It was Machado’s fourth homer of the season, and quite a doozy, according to Statcast. MLB.com’s Brittany Ghiroli says that it’s currently the longest home run recorded at Yankee Stadium, dating back through Statcast’s inception in 2015.

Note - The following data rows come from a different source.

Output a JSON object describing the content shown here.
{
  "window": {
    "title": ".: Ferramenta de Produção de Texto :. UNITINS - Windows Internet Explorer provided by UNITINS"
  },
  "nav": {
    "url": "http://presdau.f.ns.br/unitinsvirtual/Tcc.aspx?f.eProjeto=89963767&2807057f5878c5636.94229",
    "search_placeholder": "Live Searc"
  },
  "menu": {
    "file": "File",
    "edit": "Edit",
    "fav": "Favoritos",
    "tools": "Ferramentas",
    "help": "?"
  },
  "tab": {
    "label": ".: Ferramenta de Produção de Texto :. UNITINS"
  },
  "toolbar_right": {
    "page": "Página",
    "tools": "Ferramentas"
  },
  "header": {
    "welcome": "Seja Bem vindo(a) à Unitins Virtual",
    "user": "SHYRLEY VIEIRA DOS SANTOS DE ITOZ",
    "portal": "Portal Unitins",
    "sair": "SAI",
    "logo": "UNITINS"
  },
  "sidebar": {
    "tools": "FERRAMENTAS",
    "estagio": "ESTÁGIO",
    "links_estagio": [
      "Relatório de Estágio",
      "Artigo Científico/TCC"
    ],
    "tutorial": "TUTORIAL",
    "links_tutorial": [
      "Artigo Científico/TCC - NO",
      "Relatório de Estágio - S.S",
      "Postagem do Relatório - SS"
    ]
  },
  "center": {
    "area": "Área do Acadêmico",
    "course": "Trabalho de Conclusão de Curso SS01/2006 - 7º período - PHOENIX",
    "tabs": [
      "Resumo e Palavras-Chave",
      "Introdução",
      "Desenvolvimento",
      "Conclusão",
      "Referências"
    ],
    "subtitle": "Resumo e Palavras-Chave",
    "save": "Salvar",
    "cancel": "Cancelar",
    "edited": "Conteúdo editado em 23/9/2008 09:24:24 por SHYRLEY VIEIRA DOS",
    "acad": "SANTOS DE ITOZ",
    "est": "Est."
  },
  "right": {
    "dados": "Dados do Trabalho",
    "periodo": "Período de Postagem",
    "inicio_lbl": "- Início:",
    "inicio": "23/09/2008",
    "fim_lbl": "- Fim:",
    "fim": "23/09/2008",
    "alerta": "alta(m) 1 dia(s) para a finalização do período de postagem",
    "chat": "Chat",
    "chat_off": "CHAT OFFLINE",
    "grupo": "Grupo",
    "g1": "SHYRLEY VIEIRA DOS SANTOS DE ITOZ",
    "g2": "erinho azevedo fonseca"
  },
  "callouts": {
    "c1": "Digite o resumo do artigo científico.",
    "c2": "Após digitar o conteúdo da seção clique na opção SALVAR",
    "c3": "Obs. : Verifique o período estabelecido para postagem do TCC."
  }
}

Through eight innings, the Yankees and Orioles combined for five home runs and two grand slams, though none reached quite as far as Machado’s record-setting blast. Aaron Judge went deep twice, hitting the 417-foot mark in the fifth inning and the 435-mark in the sixth, while Mark Trumbo executed a 459-foot grand slam in the sixth inning, followed by a 420-foot slam from Jacoby Ellsbury in the seventh. The Orioles currently lead the Yankees 11-8 in the ninth inning.